These distorted figures are important, and for reasons other than simple headline-grabbing.
The prescription painkiller OxyContin.REUTERS/GEORGE FREY
The Consequences of a Persistent but False Narrative
News organizations have unquestioningly repeated the CDC figures and thereby have helped shape the current narrative—that doctors prescribed too many OxyContin pills in the 1990s and pain patients became addicted. But this narrative, although plausible, is not supported by the evidence.
Addiction in pain patients is rare. Many high quality reviews conclude that the addiction rate even of patients who have required long-term opioid medication for severe pain due to injury or illness is less than one percent. Today's death toll from opioid use is largely the result of abuse, not medical use, of these drugs.
One Size Fits None: Opioid Pharmacology
Clinicians know that individual patients differ significantly in their response to specific opioid analgesics such as codeine or morphine. This can be explained by genetic variation in the number or characteristics of opioid receptors; differences in their ability to bind to and metabolize the drugs; and medical conditions such as reduced liver or kidney function. This explains why, in similar clinical situations, the dose of morphine needed to control pain can vary as much as 15-fold.
Thus, the need for higher doses of opioids may not be drug-seeking behavior or tolerance from past use of opioids, but may be a function of innate biological differences between people.
Compared with the general population, patients with chronic pain who require high doses of opioids to achieve pain relief often have high levels of enzymes called cytochrome P450, which are critical in the metabolism of drugs. In some cases this results in some people being "ultra-rapid metabolizers" of codeine to morphine (the actual pain-reliever in the body), which can result in toxic or even lethal levels of the latter.
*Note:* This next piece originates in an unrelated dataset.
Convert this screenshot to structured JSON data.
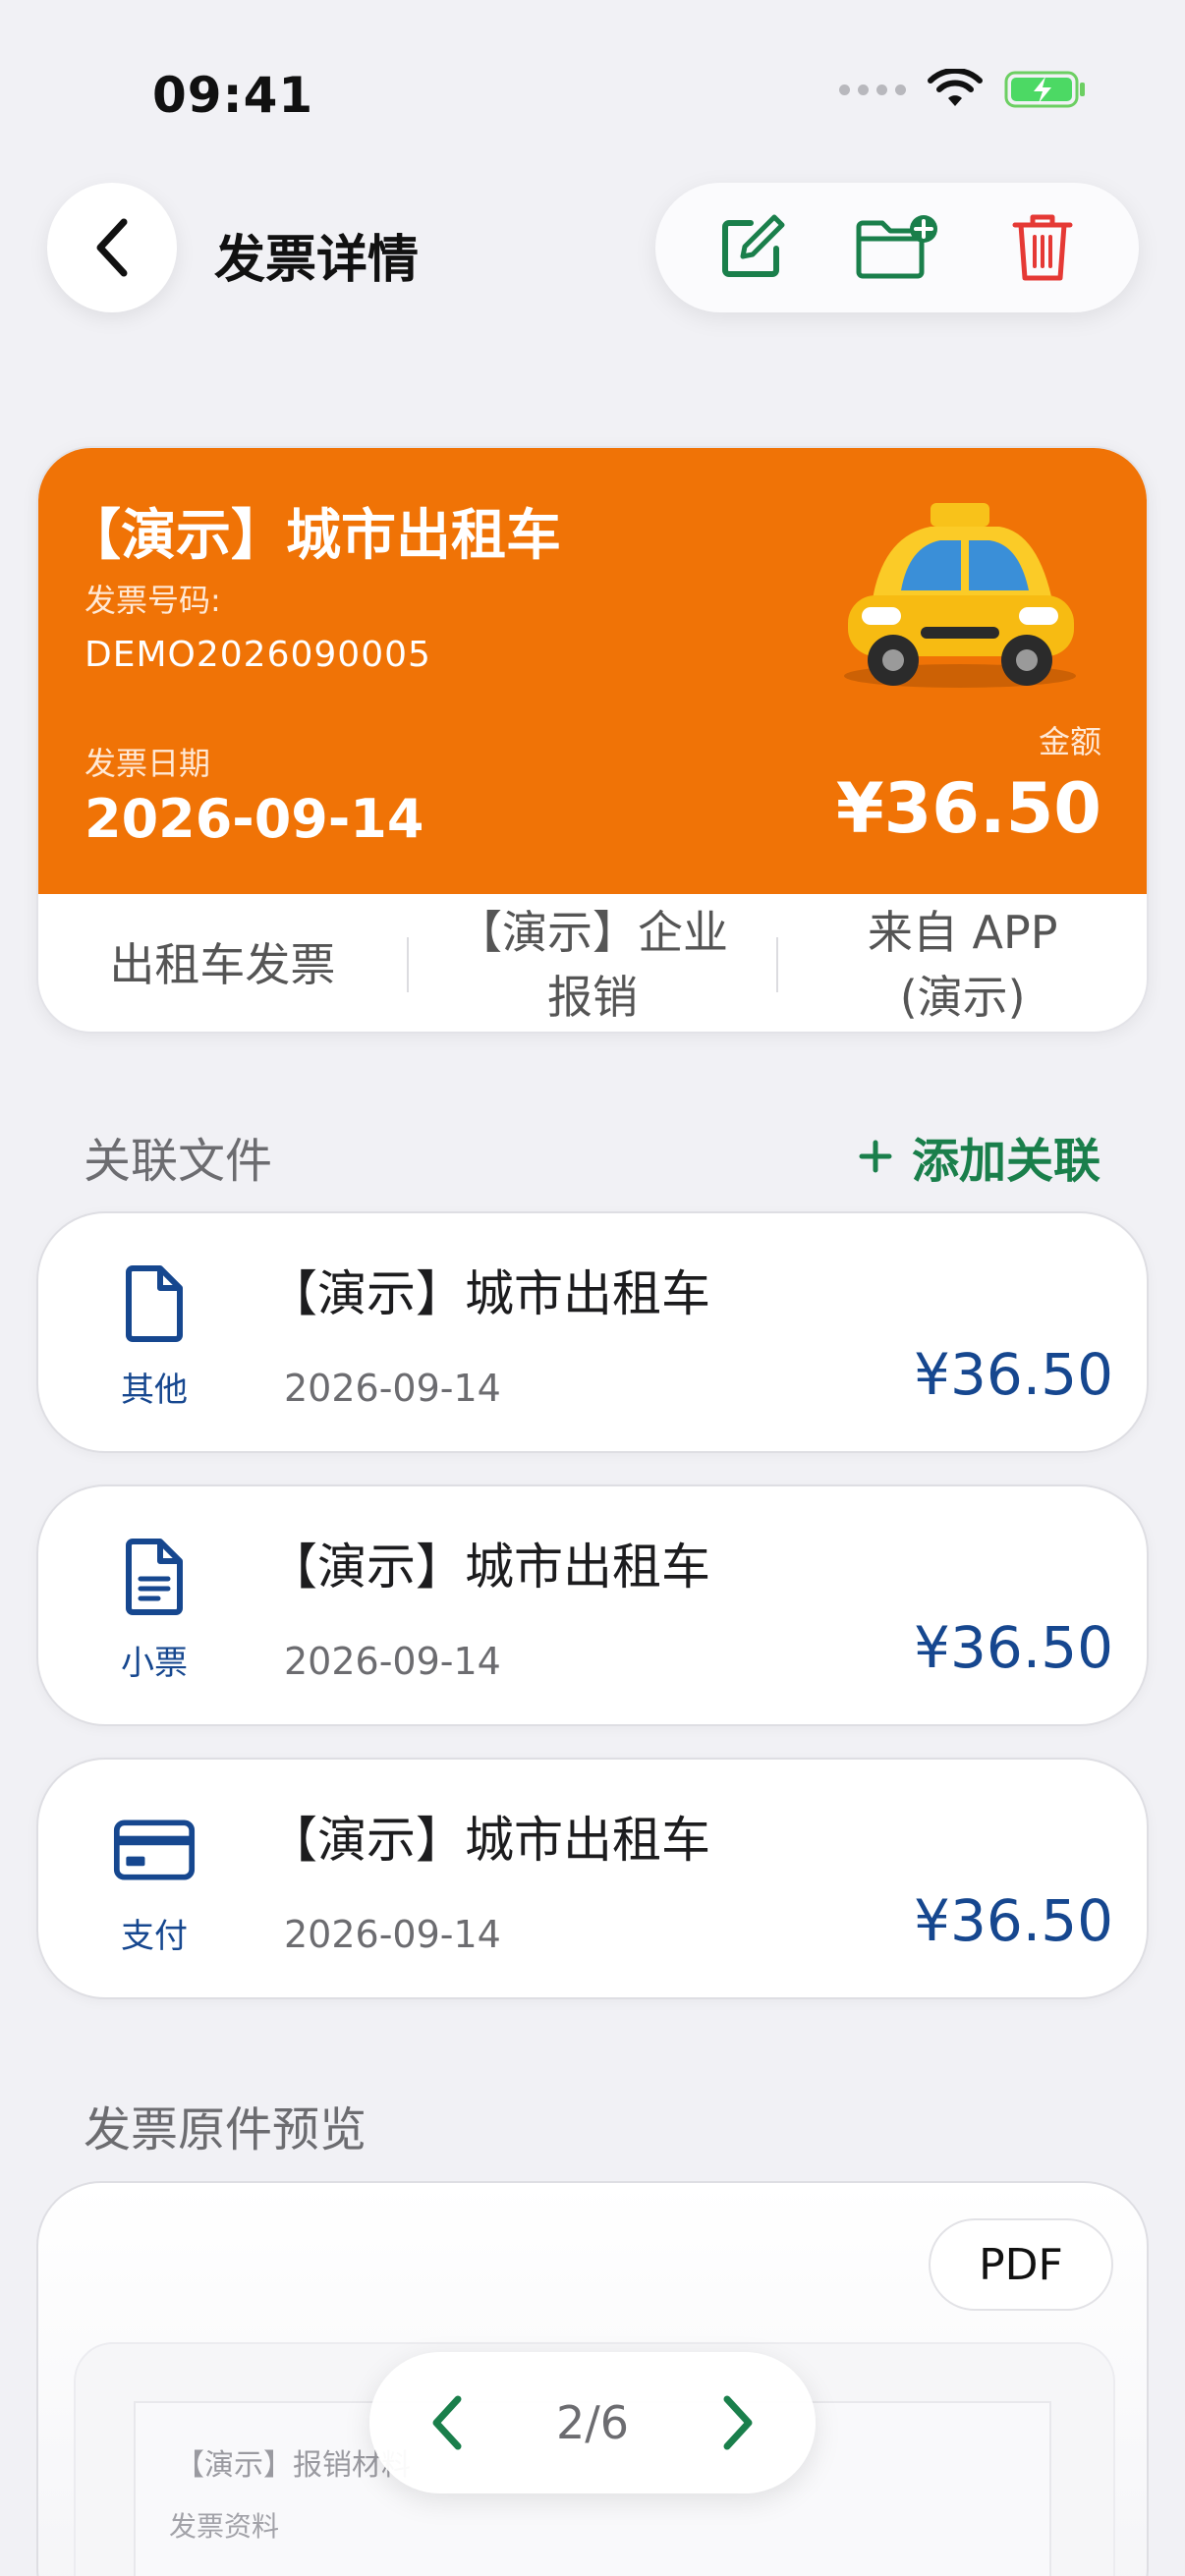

Conversely, some people have genes that produce an underactive enzyme that poorly metabolizes codeine to morphine, so they may be resistant to the analgesic qualities of codeine and be unable to obtain pain relief from it except at very high doses. That has important public policy implications, because new limitations on the amount of opiates that can be prescribed and dispensed could prevent such patients from getting the amount of drug they need.
Fighting the Wrong War
Since bureaucrats and elected officials discovered they were confronting an unwinnable battle against addiction, in the name of appearing to be trying to solve an insoluble problem they declared a new enemy: opioid pills. Two-thirds of states have enacted laws that limit the prescribed duration and/or dose of these pills, decisions that should be made by physicians.
Worse still, in an effort to appear "tough," governors are tripping over each other to outdo one another. In some states, there are now mandatory restrictions on opioids even for post-surgical patients with slow, painful recoveries. And pity the poor patients whose genes cause them to need higher doses.
Once the false narrative is peeled away, the policy flaws and the suffering they cause become evident. Deaths from appropriate and responsible use of opioid pain medications are, in fact, relatively uncommon, but the politicians and bureaucrats soldier on. Their one-size-fits-all legislative and regulatory remedies are doomed to fail and can inflict tremendous inconvenience and pain on patients along the way.
Josh Bloom holds a Ph.D. in organic chemistry and is the Director of Chemical and Pharmaceutical Sciences at the American Council on Science and Health.
Henry I. Miller, a physician and molecular biologist, is the Robert Wesson Fellow in Scientific Philosophy and Public Policy at Stanford University's Hoover Institution.